The success of wireless communications all around the world has also led to massive infrastructural expansion resulting in new cell towers and base stations. As these networks and the volume of information they handle, grows, they will consume an increasingly hefty amount of power, some of which will go to powering the system as it’s supposed to, but much of which is lost as heat due to energy inefficiency. This is a problem both for companies such as mobile network operators, which have to pay large utility bills to cover their operational costs, and for society at large, as the sector’s greenhouse gas emissions rise.
These concerns caused MIT researchers to look into this area. Omer Tanovic, a PhD candidate in the Department of Electrical Engineering and Computer Science is now working on this real-world problem of power efficiency in wireless operations. Most of the projects Omer has worked on at MIT seek to design signal processing systems, optimized to different measures, that will increase power efficiency while ensuring that the output signal (what you hear when talking to someone on the phone, for instance) is true to the original input (what was said by the person on the other end of the call).
His latest project seeks to address the power efficiency problem by decreasing the peak-to-average power ratio (PAPR) of wireless communication signals. In the broadest sense, PAPR is an indirect indicator of how much power is required to send and receive a clear signal across a network. The lower this ratio is, the more energy-efficient the transmission. Namely, much of the power consumed in cellular networks is dedicated to power amplifiers, which collect low-power electronic input and convert it to a higher-power output, such as picking up a weak radio signal generated inside a cell phone and amplifying it so that, when emitted by an antenna it is strong enough to reach a cell tower.
This ensures that the signal is robust enough to maintain an adequate signal-to-noise ratio over the communication link. Power amplifiers are at their most efficient when operating near their saturation level, at maximum output power.
However, because cellular network technology has evolved in a way that accommodates a huge volume and variety of information across the network — resulting in far less uniform signals than in the past — modern communication standards require signals with big peak-to-average power ratios. This means that a radio frequency transmitter must be designed such that the underlying power amplifier can handle peaks much higher than the average power being transmitted, and therefore, most of the time, the power amplifier is working inefficiently — far from its saturation level.
According to Omer, every cell tower has to have some kind of PAPR reduction algorithm in place in order to operate. But the algorithms they use are developed with little or no guaranties on improving system performance.

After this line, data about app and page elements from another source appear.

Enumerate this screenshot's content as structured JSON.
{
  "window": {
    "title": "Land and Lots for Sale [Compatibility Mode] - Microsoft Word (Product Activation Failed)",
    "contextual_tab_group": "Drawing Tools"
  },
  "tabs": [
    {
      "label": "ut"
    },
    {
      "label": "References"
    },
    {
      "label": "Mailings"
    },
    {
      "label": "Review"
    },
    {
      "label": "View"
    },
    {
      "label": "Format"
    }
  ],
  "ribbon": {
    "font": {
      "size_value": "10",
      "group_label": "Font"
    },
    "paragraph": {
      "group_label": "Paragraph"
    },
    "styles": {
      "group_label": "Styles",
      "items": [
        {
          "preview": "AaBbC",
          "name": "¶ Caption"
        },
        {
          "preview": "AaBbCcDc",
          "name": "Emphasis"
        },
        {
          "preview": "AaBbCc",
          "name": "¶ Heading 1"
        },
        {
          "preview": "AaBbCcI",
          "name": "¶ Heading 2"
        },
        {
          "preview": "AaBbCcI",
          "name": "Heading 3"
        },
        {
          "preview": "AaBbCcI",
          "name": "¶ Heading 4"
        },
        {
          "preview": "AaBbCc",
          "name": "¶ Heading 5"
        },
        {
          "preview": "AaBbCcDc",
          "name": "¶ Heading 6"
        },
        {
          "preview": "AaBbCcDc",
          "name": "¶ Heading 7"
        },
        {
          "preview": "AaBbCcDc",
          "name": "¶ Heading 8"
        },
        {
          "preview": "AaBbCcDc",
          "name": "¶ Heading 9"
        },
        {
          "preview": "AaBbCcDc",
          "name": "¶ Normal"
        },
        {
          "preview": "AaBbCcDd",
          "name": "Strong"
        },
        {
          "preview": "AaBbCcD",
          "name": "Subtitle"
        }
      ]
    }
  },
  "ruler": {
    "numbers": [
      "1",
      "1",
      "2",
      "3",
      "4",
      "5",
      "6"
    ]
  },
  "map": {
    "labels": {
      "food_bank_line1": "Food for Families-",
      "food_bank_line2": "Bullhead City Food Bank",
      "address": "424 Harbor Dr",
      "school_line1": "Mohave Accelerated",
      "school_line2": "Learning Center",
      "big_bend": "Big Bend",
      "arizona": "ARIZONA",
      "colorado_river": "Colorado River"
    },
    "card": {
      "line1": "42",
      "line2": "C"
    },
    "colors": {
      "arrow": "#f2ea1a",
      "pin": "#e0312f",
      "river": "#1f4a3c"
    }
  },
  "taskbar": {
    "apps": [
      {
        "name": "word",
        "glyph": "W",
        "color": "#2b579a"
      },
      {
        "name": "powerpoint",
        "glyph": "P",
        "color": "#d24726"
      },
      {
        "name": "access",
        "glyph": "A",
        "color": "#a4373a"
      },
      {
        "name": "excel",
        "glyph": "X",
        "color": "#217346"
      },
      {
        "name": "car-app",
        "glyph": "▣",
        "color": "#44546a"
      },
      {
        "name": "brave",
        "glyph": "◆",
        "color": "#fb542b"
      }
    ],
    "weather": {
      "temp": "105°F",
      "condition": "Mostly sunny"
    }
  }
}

A common conception is that optimal algorithms, which would certainly improve system performance, are either too expensive to implement — in terms of power or computational capacity — or cannot be implemented at all.
Omer, who is supervised by LIDS (Laboratory for Information and Decision Systems) Professor Alexandre Megretski, designed an algorithm that can decrease the PAPR of a modern communication signal, which would allow the power amplifier to operate closer to its maximum efficiency, thus reducing the amount of energy lost in the process. To create this system he first considered it as an optimization problem, the conditions of which meant that any solution would not be implementable, as it would require infinite latency, meaning an infinite delay before transmitting the signal. However, Omer showed that the underlying optimal system, even though of infinite latency, has a desirable fading-memory property, and so he could create an approximation with finite latency — an acceptable lag time.
From this, he developed a way to best approximate the optimal system. The approximation, which is implementable, allows tradeoffs between precision and latency, so that real-time realizations of the algorithm can improve power efficiency without adding too much transmission delay or too much distortion to the signal. Omer applied this system using standardized test signals for 4G communication and found that, on average, he could get around 50 percent reduction in the peak-to-average power ratio while satisfying standard measures of quality of digital communication signals.
Omer’s algorithm, along with improving power efficiency, is also computationally efficient. According to him, this is important in order to ensure that the algorithm is not just theoretically implementable, but also practically implementable, once again stressing that abstract mathematical solutions are only valuable if they cohere to real-world parameters. Microchip real estate in communications is a limited commodity, so the algorithm cannot take up much space, and its mathematical operations have to be executed quickly, as latency is a critical factor in wireless communications. Omer believes that the algorithm could be adapted to solve other engineering problems with similar frameworks, including envelope tracking and model predictive control.
At MIT, Omer has taught both undergraduate and graduate-level courses, including as an instructor-G, an appointment only given to advanced students who have demonstrated teaching expertise. He has won two teaching awards, the MIT School of Engineering Graduate Student Extraordinary Teaching and Mentoring Award in 2018 and the MIT EECS Carlton E. Tucker Teaching Award in 2017.